- 12 January 2023
- 1 minute
Professor James Coupe will join the RCA from the faculty at the Center for Digital Art and Experimental Media (DXARTS) at the University of Washington, where he has taught classes in Video, Internet and Data-Driven Art since 2004. Coupe’s work explores questions of visibility, surveillance, labour, and identity by engaging with prevailing and emergent image-making systems, including social media, deep-fakes, and machine learning. His recent solo show, Warriors, was the inaugural exhibition at the International Center of Photography’s museum in New York. Coupe will bring a wealth of experience and knowledge to the College, having achieved a range of awards and honours as well as being widely published in leading publications.
James Coupe said of his new role at the RCA: “Whether we think about new image circulation practices via social media and the Internet, or synthetically generated images using AI and Deepfakes, photography and image-making is at the core of how we experience and understand our world today. For artists this is an opportunity to develop experimental work that can dissolve seemingly fixed cultural hegemonies into new, more equitable configurations and possibilities. I feel privileged to take on this role at the RCA at such a crucial moment. I am looking forward to supporting the outstanding staff and students in the Photography programme, as well as developing new interdisciplinary collaborations across the College.”
Professor Ken Neil, Dean of the School of Arts & Humanities, commented: "We are very pleased and excited to welcome James to the RCA. As we build on the long-standing reputation of Photography in the School, James brings tremendous experience from his leading work for DXARTS in Seattle and from his practice as an artist.”

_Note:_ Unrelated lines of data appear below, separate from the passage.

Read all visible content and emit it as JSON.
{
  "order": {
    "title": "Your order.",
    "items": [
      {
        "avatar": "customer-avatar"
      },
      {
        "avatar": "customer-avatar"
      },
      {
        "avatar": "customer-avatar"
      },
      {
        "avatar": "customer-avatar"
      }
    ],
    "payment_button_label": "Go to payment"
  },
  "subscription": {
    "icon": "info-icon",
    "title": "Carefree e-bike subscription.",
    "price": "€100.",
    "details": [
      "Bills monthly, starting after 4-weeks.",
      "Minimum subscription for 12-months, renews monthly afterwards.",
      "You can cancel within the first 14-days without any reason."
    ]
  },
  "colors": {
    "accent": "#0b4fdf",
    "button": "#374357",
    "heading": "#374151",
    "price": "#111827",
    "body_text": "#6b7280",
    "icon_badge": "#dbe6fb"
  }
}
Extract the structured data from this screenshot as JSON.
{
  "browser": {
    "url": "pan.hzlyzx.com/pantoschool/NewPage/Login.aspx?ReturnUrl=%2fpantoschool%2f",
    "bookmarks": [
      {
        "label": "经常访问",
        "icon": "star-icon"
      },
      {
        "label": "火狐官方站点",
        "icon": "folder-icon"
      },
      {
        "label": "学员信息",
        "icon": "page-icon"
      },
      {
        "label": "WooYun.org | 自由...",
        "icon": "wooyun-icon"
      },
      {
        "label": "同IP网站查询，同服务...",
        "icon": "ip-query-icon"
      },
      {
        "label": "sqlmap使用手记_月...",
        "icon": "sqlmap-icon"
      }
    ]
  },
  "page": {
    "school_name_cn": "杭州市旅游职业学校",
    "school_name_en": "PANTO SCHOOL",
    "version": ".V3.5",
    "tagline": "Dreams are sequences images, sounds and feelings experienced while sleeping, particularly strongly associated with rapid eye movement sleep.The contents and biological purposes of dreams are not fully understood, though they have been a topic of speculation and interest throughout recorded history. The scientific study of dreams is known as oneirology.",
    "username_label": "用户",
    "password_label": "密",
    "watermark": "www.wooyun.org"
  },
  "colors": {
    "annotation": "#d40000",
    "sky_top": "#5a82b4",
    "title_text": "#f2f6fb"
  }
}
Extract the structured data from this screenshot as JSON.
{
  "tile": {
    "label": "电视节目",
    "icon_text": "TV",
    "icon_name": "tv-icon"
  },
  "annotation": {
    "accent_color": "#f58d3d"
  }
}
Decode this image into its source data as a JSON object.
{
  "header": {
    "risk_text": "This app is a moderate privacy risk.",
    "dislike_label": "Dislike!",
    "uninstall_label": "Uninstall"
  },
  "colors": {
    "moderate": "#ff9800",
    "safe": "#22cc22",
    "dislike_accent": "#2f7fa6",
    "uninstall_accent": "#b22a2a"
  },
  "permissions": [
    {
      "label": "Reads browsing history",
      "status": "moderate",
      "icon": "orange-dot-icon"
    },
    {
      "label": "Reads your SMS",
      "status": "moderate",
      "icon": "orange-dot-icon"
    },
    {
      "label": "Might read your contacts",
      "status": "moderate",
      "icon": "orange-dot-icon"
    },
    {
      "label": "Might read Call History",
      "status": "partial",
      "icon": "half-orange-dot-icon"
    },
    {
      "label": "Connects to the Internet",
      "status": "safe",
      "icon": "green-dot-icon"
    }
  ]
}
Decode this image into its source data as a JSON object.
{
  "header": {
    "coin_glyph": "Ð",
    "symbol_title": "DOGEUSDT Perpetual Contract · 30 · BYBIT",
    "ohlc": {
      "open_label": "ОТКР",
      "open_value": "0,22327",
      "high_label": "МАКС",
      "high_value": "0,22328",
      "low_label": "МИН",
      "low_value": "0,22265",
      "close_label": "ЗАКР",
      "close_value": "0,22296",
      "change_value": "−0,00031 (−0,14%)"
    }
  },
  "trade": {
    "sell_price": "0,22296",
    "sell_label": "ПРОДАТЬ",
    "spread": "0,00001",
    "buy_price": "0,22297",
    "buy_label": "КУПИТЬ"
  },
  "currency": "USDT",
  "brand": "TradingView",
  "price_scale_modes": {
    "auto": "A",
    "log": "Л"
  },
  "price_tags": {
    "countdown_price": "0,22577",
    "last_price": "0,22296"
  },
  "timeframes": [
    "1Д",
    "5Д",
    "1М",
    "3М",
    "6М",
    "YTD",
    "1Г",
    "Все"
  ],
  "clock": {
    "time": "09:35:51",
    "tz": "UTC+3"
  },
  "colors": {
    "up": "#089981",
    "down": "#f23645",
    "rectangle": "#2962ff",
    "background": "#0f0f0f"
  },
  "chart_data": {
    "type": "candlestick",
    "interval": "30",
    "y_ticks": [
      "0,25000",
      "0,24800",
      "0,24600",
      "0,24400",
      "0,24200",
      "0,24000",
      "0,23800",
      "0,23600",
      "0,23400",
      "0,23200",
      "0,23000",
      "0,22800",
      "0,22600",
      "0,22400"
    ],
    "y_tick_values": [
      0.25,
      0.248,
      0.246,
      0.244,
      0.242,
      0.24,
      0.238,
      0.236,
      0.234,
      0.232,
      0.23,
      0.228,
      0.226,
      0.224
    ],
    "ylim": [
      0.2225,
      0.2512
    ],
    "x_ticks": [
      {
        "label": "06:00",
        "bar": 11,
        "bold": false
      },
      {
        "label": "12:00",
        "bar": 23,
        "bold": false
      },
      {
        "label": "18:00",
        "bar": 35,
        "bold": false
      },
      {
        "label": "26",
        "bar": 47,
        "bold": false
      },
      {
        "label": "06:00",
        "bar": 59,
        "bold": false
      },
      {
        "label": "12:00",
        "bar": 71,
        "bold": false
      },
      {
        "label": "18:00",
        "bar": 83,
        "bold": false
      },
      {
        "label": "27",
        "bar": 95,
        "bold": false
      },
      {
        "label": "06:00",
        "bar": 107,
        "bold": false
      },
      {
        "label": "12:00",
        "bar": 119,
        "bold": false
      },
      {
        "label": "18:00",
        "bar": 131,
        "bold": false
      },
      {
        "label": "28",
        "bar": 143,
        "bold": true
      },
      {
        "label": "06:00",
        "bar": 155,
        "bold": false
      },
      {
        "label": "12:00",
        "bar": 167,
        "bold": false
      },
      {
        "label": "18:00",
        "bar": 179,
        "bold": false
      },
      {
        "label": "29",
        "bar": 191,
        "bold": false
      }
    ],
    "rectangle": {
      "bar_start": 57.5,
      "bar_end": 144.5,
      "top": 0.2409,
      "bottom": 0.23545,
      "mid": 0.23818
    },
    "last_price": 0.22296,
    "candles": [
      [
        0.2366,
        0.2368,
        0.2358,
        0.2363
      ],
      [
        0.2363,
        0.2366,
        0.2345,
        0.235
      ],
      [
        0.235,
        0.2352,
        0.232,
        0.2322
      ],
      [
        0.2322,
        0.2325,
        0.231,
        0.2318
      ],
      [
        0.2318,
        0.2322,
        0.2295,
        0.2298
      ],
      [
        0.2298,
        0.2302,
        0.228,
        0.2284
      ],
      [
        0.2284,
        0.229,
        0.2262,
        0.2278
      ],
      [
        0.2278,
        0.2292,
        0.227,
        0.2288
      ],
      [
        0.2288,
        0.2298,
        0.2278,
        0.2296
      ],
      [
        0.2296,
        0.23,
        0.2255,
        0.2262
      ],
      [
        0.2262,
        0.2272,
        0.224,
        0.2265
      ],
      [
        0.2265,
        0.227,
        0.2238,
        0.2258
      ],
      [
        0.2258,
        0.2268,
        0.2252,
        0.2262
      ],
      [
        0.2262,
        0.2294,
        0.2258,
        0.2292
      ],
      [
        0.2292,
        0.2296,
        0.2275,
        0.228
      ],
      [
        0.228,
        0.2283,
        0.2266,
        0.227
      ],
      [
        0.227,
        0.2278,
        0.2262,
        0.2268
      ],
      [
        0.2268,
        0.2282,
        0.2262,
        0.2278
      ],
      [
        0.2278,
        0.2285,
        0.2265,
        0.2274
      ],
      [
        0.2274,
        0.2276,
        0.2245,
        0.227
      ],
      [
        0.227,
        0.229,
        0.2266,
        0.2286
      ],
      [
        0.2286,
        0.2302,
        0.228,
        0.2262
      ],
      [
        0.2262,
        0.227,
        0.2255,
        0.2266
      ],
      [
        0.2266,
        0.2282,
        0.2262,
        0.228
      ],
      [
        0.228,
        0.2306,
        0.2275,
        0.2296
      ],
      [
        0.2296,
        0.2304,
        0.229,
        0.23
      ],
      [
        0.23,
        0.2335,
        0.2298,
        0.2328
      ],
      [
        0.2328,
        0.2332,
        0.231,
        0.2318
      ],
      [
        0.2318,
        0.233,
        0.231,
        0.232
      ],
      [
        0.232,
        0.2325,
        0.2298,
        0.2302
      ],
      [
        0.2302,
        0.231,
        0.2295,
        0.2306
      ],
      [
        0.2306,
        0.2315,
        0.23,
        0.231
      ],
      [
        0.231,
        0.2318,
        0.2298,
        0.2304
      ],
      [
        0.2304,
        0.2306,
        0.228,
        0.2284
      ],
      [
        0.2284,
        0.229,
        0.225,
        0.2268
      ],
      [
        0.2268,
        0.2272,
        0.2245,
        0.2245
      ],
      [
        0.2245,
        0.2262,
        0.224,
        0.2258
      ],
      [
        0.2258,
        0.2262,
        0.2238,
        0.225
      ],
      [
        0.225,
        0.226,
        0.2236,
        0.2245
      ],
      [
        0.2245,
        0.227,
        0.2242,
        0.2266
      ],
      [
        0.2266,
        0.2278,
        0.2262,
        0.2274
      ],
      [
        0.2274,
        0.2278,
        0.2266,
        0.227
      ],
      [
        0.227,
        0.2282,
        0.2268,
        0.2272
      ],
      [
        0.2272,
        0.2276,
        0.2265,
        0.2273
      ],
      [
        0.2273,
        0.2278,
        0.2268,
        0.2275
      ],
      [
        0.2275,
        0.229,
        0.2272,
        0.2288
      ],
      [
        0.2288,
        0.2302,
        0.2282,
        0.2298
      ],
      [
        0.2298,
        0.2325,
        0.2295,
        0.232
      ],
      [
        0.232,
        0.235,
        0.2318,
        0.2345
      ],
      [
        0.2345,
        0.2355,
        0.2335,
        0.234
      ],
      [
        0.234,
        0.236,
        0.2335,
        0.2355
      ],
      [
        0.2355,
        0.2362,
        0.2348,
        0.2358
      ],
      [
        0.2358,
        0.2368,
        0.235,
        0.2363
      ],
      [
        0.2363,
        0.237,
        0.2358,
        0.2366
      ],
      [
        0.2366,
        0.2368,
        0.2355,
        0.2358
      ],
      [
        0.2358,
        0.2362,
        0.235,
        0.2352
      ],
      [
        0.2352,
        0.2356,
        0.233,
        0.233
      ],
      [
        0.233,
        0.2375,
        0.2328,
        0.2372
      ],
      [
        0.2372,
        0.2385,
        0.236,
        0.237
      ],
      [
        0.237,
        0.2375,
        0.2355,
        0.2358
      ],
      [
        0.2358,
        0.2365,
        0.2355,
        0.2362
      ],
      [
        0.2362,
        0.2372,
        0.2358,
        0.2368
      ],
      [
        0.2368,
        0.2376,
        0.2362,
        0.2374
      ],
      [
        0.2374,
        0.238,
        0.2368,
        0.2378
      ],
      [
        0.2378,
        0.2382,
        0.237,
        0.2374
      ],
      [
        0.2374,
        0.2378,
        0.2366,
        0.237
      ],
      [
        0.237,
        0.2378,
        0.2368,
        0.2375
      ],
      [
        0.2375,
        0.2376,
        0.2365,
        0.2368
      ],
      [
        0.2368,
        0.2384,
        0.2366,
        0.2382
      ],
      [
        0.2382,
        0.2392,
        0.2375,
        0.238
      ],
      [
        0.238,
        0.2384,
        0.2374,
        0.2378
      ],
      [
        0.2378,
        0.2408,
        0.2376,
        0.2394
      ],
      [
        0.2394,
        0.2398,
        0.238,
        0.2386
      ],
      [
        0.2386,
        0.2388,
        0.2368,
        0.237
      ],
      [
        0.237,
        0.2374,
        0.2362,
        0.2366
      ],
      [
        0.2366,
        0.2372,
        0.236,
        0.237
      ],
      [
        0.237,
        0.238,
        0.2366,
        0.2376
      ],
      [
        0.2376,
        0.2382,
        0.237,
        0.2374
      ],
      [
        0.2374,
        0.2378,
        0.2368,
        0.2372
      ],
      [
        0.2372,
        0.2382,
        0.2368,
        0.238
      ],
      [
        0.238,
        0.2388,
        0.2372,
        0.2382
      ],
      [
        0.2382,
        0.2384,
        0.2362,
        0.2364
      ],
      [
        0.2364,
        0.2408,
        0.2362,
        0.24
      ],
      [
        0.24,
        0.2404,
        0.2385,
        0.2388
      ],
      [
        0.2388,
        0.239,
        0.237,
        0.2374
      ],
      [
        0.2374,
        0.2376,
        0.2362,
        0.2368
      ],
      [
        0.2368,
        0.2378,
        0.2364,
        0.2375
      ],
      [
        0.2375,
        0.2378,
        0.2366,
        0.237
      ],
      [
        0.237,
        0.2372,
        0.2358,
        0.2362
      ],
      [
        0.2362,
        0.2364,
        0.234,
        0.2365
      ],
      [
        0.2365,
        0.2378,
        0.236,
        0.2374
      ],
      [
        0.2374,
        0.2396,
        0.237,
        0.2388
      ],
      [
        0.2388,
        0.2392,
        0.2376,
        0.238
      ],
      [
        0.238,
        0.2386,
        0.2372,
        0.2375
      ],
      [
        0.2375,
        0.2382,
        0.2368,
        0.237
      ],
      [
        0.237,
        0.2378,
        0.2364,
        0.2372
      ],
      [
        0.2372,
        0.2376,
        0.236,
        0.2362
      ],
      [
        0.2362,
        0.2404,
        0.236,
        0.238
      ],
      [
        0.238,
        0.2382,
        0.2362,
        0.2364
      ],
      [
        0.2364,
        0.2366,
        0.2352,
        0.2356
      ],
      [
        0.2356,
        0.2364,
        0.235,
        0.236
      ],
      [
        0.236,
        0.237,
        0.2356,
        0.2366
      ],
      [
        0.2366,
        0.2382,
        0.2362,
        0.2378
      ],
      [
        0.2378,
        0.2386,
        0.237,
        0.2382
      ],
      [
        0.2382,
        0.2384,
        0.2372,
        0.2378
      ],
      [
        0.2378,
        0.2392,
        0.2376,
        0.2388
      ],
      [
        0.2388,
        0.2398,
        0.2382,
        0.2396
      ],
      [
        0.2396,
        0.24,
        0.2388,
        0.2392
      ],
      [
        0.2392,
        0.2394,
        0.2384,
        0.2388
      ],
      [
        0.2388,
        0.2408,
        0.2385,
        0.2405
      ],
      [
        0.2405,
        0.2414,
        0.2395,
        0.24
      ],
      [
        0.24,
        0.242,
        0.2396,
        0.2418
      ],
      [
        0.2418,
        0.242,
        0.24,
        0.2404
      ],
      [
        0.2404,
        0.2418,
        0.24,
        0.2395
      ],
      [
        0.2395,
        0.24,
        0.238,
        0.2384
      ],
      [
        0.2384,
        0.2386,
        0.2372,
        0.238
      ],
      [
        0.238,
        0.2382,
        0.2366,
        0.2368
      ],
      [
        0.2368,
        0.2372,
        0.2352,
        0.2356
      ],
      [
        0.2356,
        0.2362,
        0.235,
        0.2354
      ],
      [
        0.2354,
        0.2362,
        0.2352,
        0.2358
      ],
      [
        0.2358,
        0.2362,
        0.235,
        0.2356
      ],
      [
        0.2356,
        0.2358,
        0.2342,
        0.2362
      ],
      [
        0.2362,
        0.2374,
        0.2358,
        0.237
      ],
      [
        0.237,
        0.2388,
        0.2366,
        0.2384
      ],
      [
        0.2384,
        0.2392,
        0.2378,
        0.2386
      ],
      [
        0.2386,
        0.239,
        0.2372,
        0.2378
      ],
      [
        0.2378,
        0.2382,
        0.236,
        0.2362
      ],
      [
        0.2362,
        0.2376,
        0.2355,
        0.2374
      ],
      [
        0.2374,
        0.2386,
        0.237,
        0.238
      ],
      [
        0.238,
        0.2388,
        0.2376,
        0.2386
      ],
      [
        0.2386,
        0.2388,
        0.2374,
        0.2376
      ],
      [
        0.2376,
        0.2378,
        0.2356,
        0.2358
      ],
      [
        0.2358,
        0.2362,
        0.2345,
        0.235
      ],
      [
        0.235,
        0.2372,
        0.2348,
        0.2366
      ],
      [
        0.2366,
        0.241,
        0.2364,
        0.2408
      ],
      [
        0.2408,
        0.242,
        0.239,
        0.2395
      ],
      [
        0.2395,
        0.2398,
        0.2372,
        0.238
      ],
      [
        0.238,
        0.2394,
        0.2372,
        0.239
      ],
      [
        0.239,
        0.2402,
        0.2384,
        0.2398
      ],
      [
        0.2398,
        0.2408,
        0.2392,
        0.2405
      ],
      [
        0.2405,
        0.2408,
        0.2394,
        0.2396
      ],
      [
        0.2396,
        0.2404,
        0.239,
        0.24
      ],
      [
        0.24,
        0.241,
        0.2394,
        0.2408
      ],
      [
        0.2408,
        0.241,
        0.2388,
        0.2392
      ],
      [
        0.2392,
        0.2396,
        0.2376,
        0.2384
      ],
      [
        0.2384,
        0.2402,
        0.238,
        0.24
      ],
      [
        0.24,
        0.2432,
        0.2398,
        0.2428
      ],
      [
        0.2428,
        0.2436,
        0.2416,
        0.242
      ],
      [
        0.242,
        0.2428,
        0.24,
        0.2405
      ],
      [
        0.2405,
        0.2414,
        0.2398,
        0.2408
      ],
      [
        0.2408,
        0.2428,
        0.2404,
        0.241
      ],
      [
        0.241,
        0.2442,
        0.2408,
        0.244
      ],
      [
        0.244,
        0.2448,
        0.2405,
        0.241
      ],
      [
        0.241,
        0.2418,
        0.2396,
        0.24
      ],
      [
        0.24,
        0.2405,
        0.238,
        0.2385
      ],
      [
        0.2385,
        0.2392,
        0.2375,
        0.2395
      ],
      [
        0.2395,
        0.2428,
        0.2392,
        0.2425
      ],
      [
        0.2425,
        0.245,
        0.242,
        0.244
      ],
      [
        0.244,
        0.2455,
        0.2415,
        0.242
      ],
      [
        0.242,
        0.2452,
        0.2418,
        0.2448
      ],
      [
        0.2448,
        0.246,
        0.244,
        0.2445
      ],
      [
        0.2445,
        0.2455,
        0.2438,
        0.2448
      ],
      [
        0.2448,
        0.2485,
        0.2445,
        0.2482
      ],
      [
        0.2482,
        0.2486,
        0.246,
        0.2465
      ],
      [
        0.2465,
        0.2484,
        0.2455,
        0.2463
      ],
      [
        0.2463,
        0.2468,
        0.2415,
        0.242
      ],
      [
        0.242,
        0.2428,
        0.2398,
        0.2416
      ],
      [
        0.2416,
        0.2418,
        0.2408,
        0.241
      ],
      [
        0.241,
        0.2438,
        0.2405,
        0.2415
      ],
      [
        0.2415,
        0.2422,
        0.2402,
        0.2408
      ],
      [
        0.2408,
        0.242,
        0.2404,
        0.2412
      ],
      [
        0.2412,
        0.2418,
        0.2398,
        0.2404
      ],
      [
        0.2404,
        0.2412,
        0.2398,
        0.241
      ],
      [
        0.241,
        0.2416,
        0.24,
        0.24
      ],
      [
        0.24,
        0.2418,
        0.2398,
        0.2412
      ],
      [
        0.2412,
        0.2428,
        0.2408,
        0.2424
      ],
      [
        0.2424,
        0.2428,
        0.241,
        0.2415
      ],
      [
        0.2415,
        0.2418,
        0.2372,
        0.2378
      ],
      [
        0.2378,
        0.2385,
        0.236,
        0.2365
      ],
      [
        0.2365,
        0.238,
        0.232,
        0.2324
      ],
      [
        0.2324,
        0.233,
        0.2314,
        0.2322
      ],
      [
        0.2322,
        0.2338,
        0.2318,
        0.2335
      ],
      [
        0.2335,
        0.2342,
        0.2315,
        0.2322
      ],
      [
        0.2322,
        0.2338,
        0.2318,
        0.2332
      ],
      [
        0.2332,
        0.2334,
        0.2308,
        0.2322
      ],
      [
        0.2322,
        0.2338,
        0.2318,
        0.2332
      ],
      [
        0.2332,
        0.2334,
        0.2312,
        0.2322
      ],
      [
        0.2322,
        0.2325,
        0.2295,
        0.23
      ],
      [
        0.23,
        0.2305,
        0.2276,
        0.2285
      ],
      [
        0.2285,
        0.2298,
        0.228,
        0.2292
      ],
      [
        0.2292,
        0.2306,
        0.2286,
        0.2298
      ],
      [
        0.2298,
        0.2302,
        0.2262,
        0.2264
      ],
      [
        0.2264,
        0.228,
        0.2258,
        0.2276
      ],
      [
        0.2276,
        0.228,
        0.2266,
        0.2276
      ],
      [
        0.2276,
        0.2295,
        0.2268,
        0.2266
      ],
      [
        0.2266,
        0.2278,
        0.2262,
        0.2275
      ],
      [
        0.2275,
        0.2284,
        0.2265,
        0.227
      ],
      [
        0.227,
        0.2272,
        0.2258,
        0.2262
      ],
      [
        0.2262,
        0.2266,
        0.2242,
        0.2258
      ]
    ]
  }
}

Commenting on the appointment, Professor Naren Barfield, RCA Deputy Vice-Chancellor, said: “I am delighted to be welcoming James Coupe to the RCA as our new Head of Photography. James brings an acute awareness and engagement with debates and practices around contemporary image-making in the context of technology and society, and will lead the Photography programme and its outstanding students and staff in interrogating these issues.”